**Your task**
Look through the lines below and copy each one that includes "this".
______
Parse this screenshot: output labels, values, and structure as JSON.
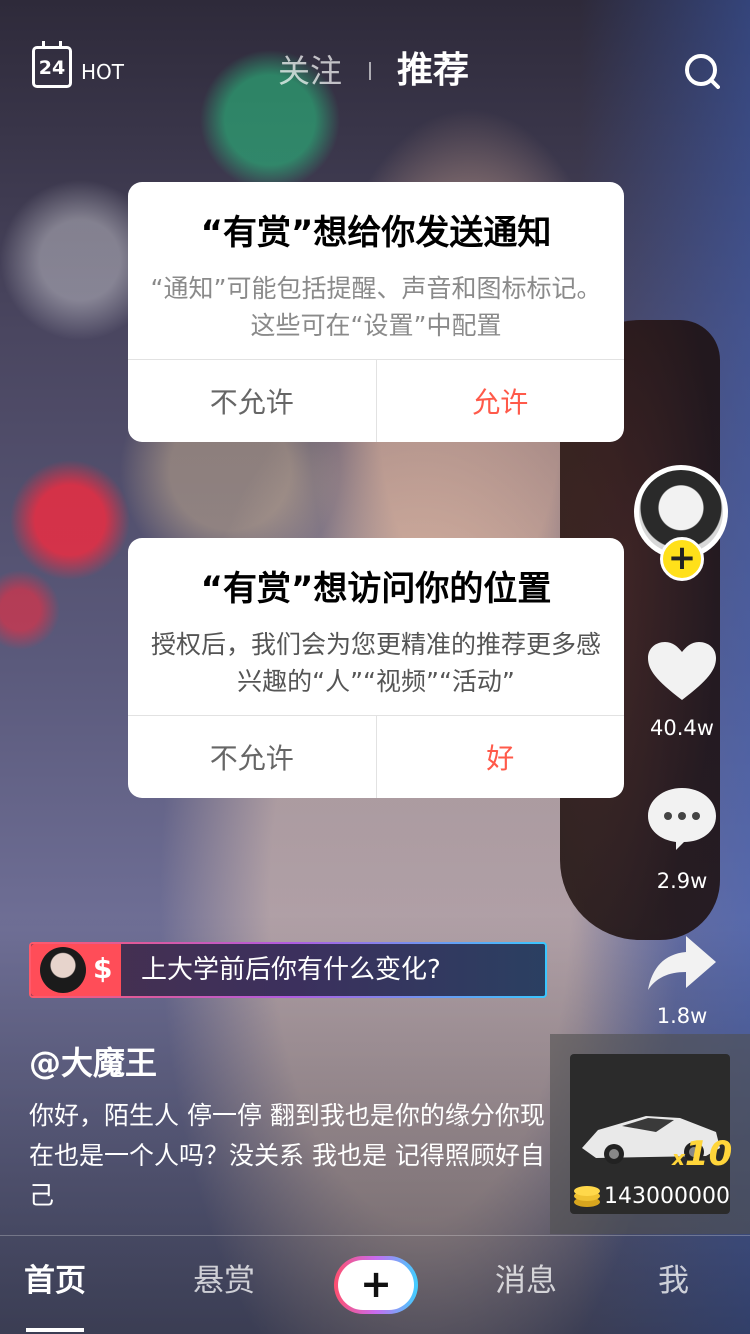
{
  "header": {
    "calendar_day": "24",
    "hot_label": "HOT",
    "tab_follow": "关注",
    "tab_recommend": "推荐"
  },
  "notification_dialog": {
    "title": "“有赏”想给你发送通知",
    "message": "“通知”可能包括提醒、声音和图标标记。这些可在“设置”中配置",
    "deny_label": "不允许",
    "allow_label": "允许"
  },
  "location_dialog": {
    "title": "“有赏”想访问你的位置",
    "message": "授权后，我们会为您更精准的推荐更多感兴趣的“人”“视频”“活动”",
    "deny_label": "不允许",
    "allow_label": "好"
  },
  "actions": {
    "likes": "40.4w",
    "comments": "2.9w",
    "shares": "1.8w"
  },
  "gift": {
    "multiplier_prefix": "x",
    "multiplier": "10",
    "coins": "143000000"
  },
  "question_banner": {
    "currency_symbol": "$",
    "text": "上大学前后你有什么变化?"
  },
  "post": {
    "username": "@大魔王",
    "description": "你好，陌生人 停一停 翻到我也是你的缘分你现在也是一个人吗？没关系 我也是 记得照顾好自己"
  },
  "nav": {
    "home": "首页",
    "reward": "悬赏",
    "create": "+",
    "messages": "消息",
    "me": "我"
  },
  "colors": {
    "accent_red": "#ff5a4a",
    "follow_yellow": "#ffe01a",
    "gift_gold": "#ffd53a"
  }
}
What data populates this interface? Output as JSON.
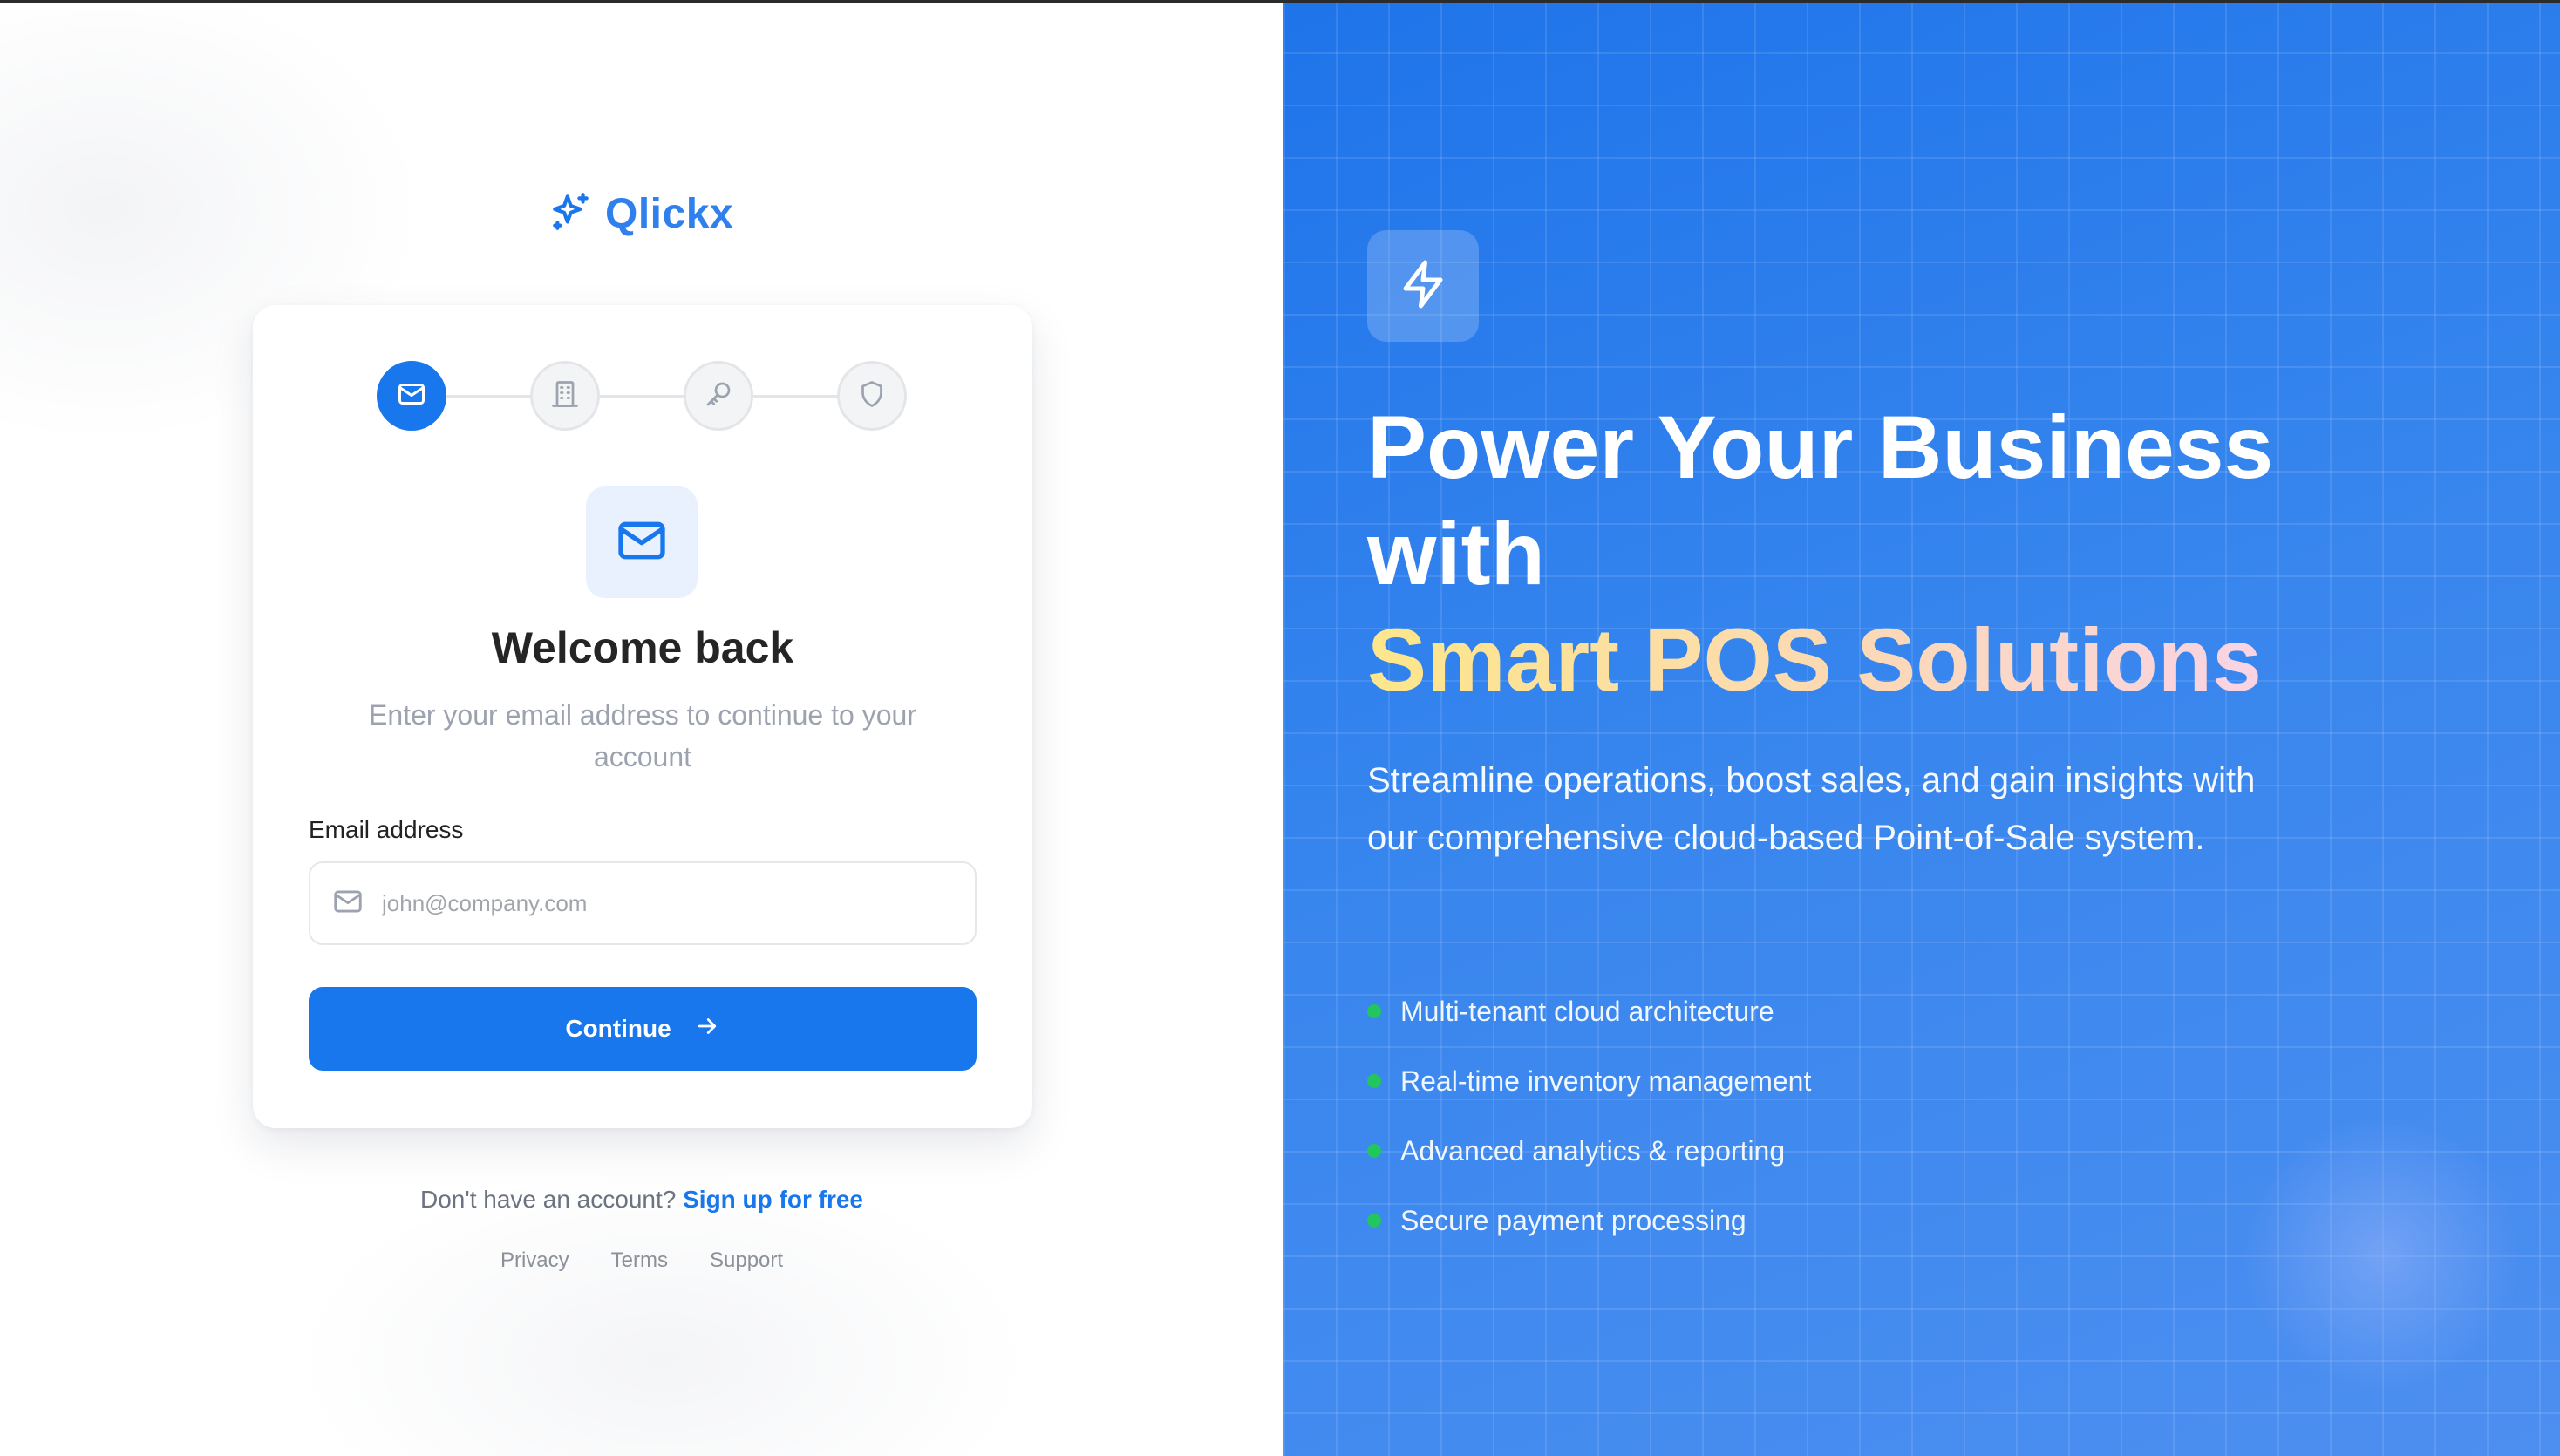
{
  "brand": {
    "name": "Qlickx",
    "logo_icon": "sparkles-icon"
  },
  "steps": [
    {
      "icon": "mail-icon",
      "state": "active"
    },
    {
      "icon": "building-icon",
      "state": "pending"
    },
    {
      "icon": "key-icon",
      "state": "pending"
    },
    {
      "icon": "shield-icon",
      "state": "pending"
    }
  ],
  "login": {
    "hero_icon": "mail-icon",
    "title": "Welcome back",
    "subtitle": "Enter your email address to continue to your account",
    "email_label": "Email address",
    "email_placeholder": "john@company.com",
    "email_value": "",
    "continue_label": "Continue"
  },
  "signup": {
    "prompt": "Don't have an account?",
    "link": "Sign up for free"
  },
  "footer": {
    "privacy": "Privacy",
    "terms": "Terms",
    "support": "Support"
  },
  "promo": {
    "icon": "lightning-bolt-icon",
    "headline_line1": "Power Your Business",
    "headline_line2": "with",
    "headline_accent": "Smart POS Solutions",
    "description": "Streamline operations, boost sales, and gain insights with our comprehensive cloud-based Point-of-Sale system.",
    "features": [
      "Multi-tenant cloud architecture",
      "Real-time inventory management",
      "Advanced analytics & reporting",
      "Secure payment processing"
    ]
  },
  "colors": {
    "primary": "#1877ec",
    "brand_text": "#2f80ed",
    "feature_dot": "#22c55e",
    "accent_gradient_start": "#fde68a",
    "accent_gradient_end": "#f9d3e6"
  }
}
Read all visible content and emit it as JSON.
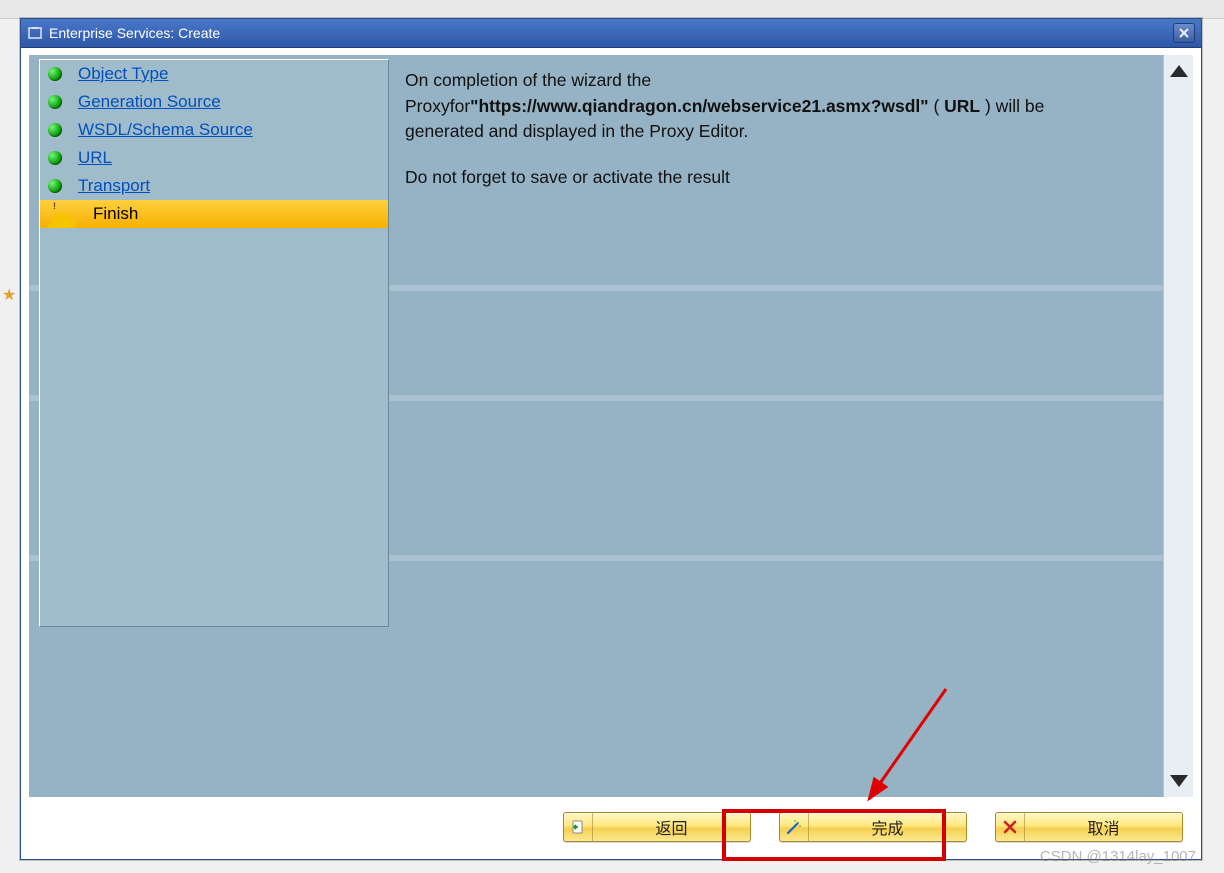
{
  "window": {
    "title": "Enterprise Services: Create"
  },
  "nav": {
    "items": [
      {
        "label": "Object Type",
        "state": "done",
        "link": true
      },
      {
        "label": "Generation Source",
        "state": "done",
        "link": true
      },
      {
        "label": "WSDL/Schema Source",
        "state": "done",
        "link": true
      },
      {
        "label": "URL",
        "state": "done",
        "link": true
      },
      {
        "label": "Transport",
        "state": "done",
        "link": true
      },
      {
        "label": "Finish",
        "state": "current",
        "link": false
      }
    ]
  },
  "content": {
    "line1_a": "On completion of the wizard the",
    "line2_a": "Proxyfor",
    "line2_url": "\"https://www.qiandragon.cn/webservice21.asmx?wsdl\"",
    "line2_b": " ( ",
    "line2_url_label": "URL",
    "line2_c": " ) will be",
    "line3": "generated and displayed in the Proxy Editor.",
    "line5": "Do not forget to save or activate the result"
  },
  "buttons": {
    "back": "返回",
    "finish": "完成",
    "cancel": "取消"
  },
  "watermark": "CSDN @1314lay_1007"
}
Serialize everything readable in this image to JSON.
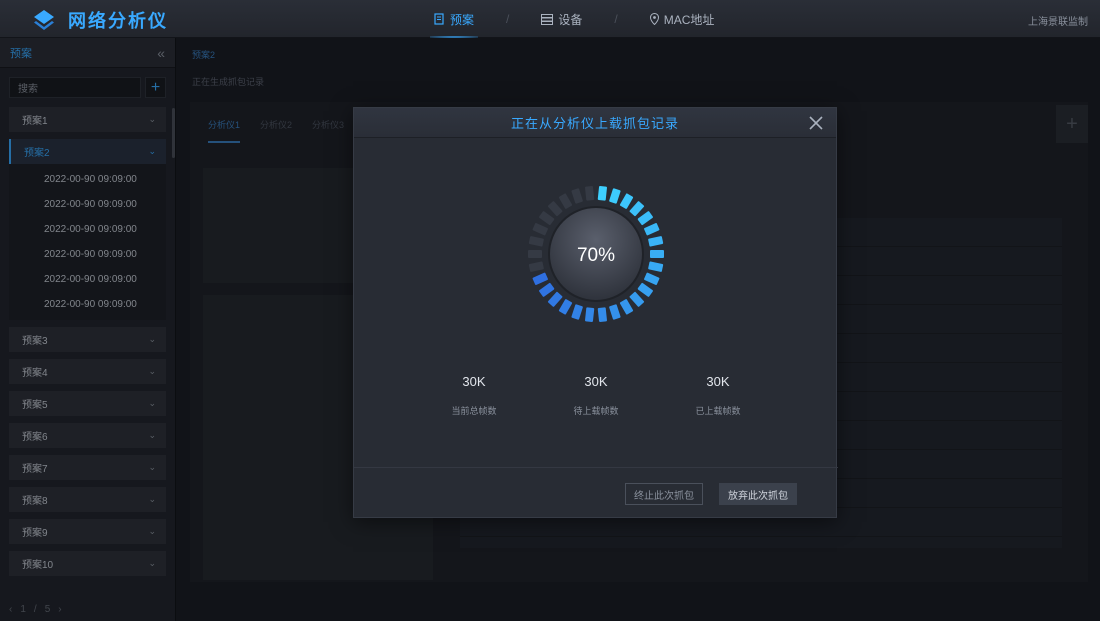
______
**Solved exercise**
Parse this screenshot: output labels, values, and structure as JSON.
What data populates this interface? Output as JSON.
Serialize everything readable in this image to JSON.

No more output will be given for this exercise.